What is a Lottery?

A lottery is a game of chance in which the participants have a good chance of winning a prize. The prizes are usually cash or goods. Some lotteries are conducted for entertainment purposes while others are used to raise funds for public uses, such as building a hospital or buying a sports team. The game has been in use for centuries and has had a great impact on popular culture. There are many ways to win a lottery, but the most important thing is to purchase tickets that cover as many numbers and combinations as possible. Also, choose numbers that are not in close clusters or that end with the same digit. According to mathematician Richard Lustig, who won the lottery seven times in two years, this will increase your chances of hitting it big.

The first recorded lotteries were in the Low Countries in the 15th century to raise money for town fortifications and the poor. They were so popular that they were sometimes referred to as “painless taxation.” The Dutch state-owned Staatsloterij is still operating, making it the oldest lottery in Europe and its name is believed to be a combination of Middle Dutch lot meaning “fate” and Old English lotinge or lot.
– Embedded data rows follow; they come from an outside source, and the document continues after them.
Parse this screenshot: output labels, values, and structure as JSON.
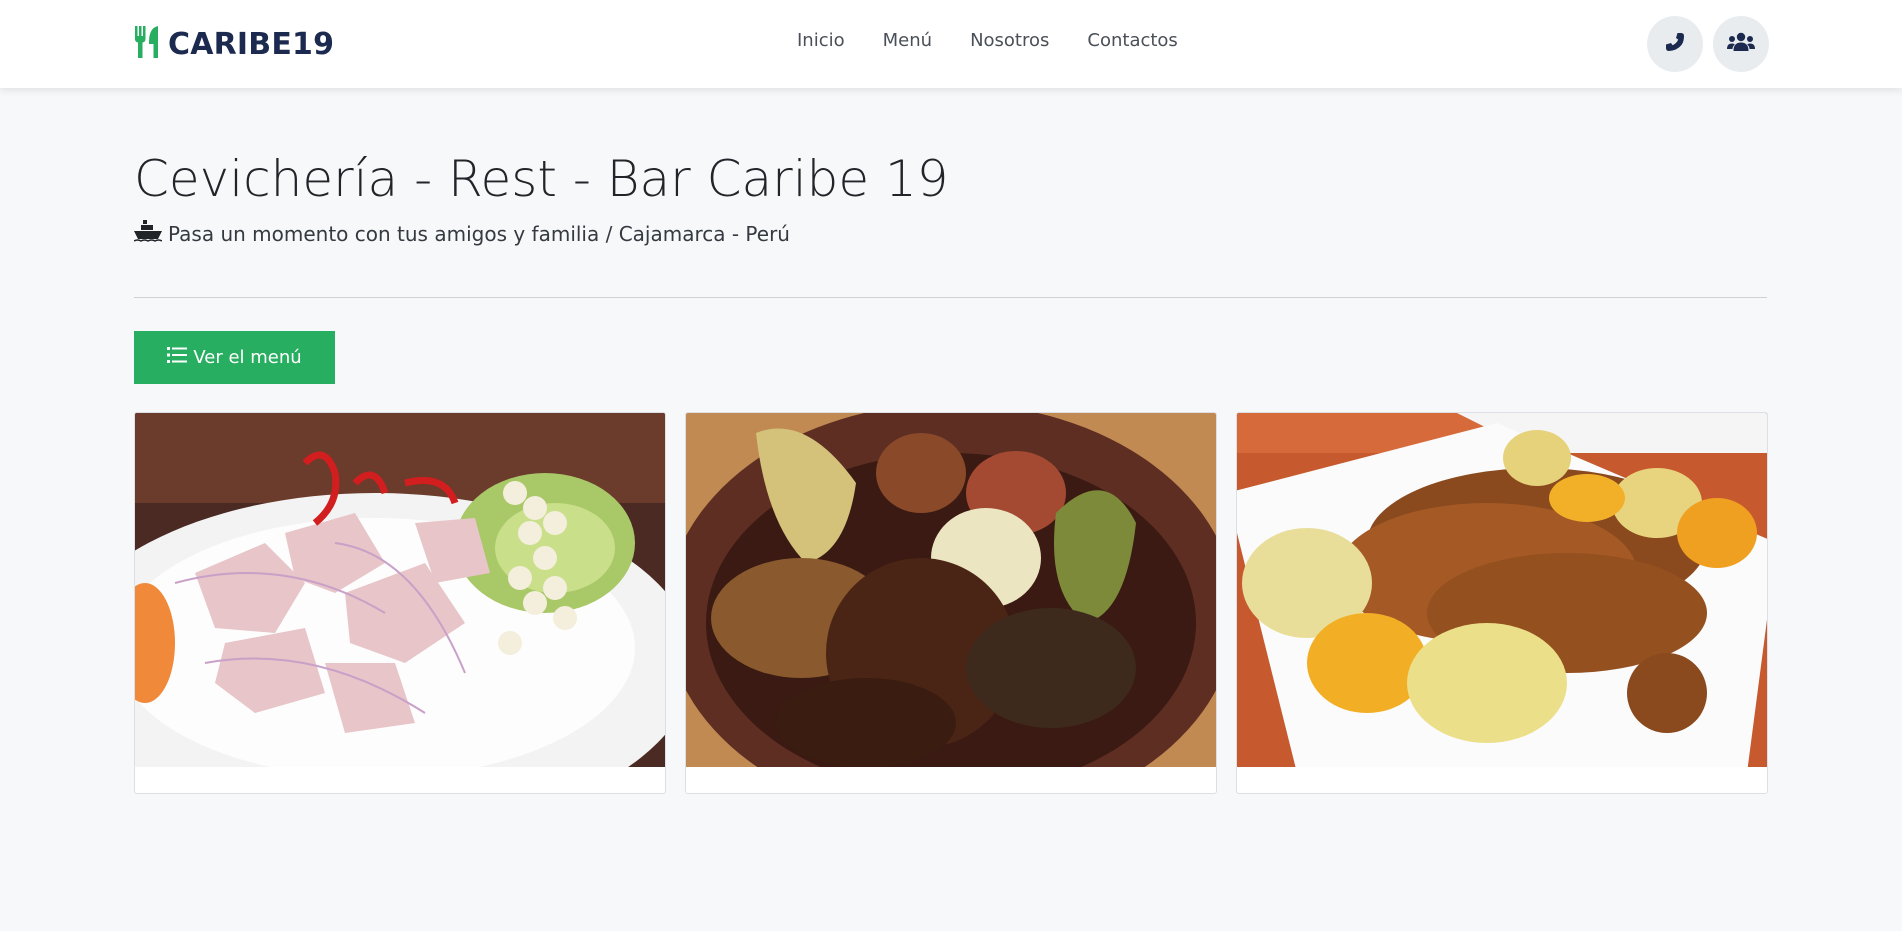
{
  "brand": {
    "name": "CARIBE19",
    "icon": "utensils-icon"
  },
  "nav": {
    "links": [
      {
        "label": "Inicio"
      },
      {
        "label": "Menú"
      },
      {
        "label": "Nosotros"
      },
      {
        "label": "Contactos"
      }
    ],
    "phone_icon": "phone-icon",
    "users_icon": "users-icon"
  },
  "hero": {
    "title": "Cevichería - Rest - Bar Caribe 19",
    "subtitle": "Pasa un momento con tus amigos y familia / Cajamarca - Perú",
    "subtitle_icon": "ship-icon"
  },
  "menu_button": {
    "label": "Ver el menú",
    "icon": "list-icon"
  },
  "gallery": [
    {
      "dish_icon": "ceviche-photo"
    },
    {
      "dish_icon": "pachamanca-photo"
    },
    {
      "dish_icon": "cuy-frito-photo"
    }
  ],
  "colors": {
    "accent": "#27ae60",
    "brand_text": "#1b2a4e",
    "background": "#f7f8fa"
  }
}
In addition to a pool of prizes, there is a drawing to select the winners. This procedure is a matter of chance, and the lottery organization will try to ensure that all bettors have an equal chance of winning. The bettor may write his name on a ticket and deposit it with the organization for shuffling and selection in the drawing. In modern times, this has been done with the help of computers that record each bettor’s selected numbers or symbols.

While some numbers seem to come up more often than others, this is just a matter of chance. In fact, all of the numbers have an equal chance of being chosen in any given draw. However, you can increase your odds by playing a larger number of tickets or by choosing rare numbers that are difficult to predict.
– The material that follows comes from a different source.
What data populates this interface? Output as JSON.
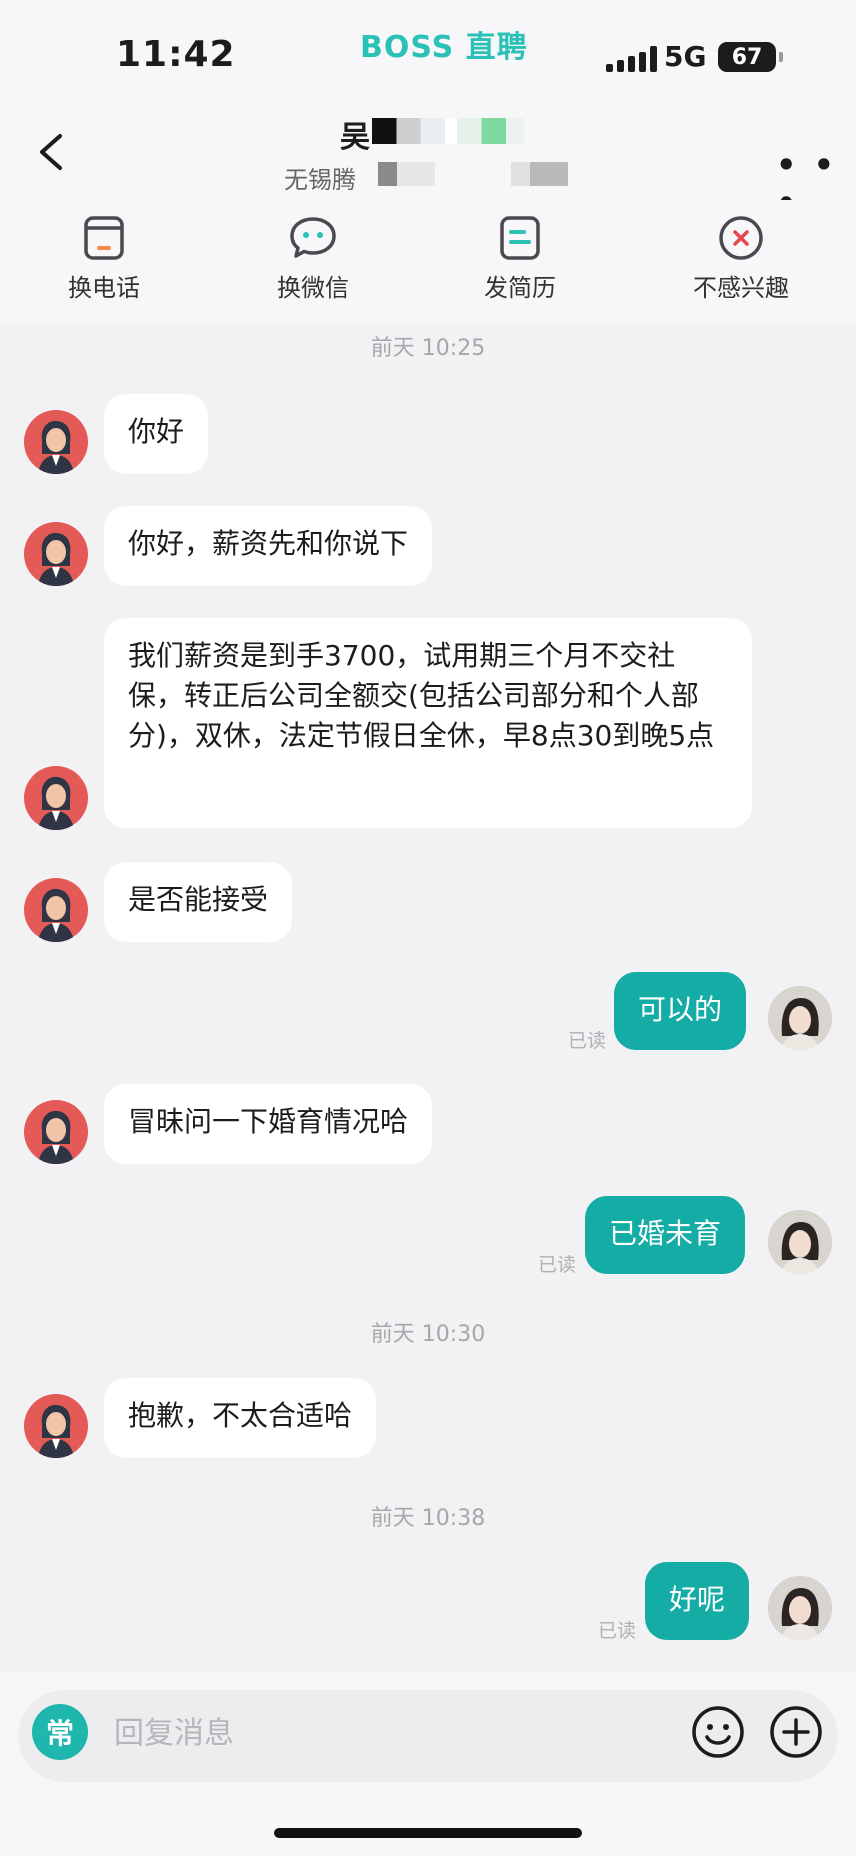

Whether you buy your tickets online or at a store, the most important thing is to be aware of the rules and regulations of the lottery before you play. If you aren’t sure, it is best to ask the staff at your local lottery office for help. The lottery industry is regulated in order to protect the interests of its customers and players.

While a lottery is a fun way to spend money, it should not be considered a substitute for emergency savings or paying down credit card debt. Americans spend over $80 billion each year on lotteries, and that money could be better spent on building an emergency fund or paying down debt. In addition, if you win the lottery, you may be required to pay substantial taxes on your winnings, which can quickly devastate your financial situation.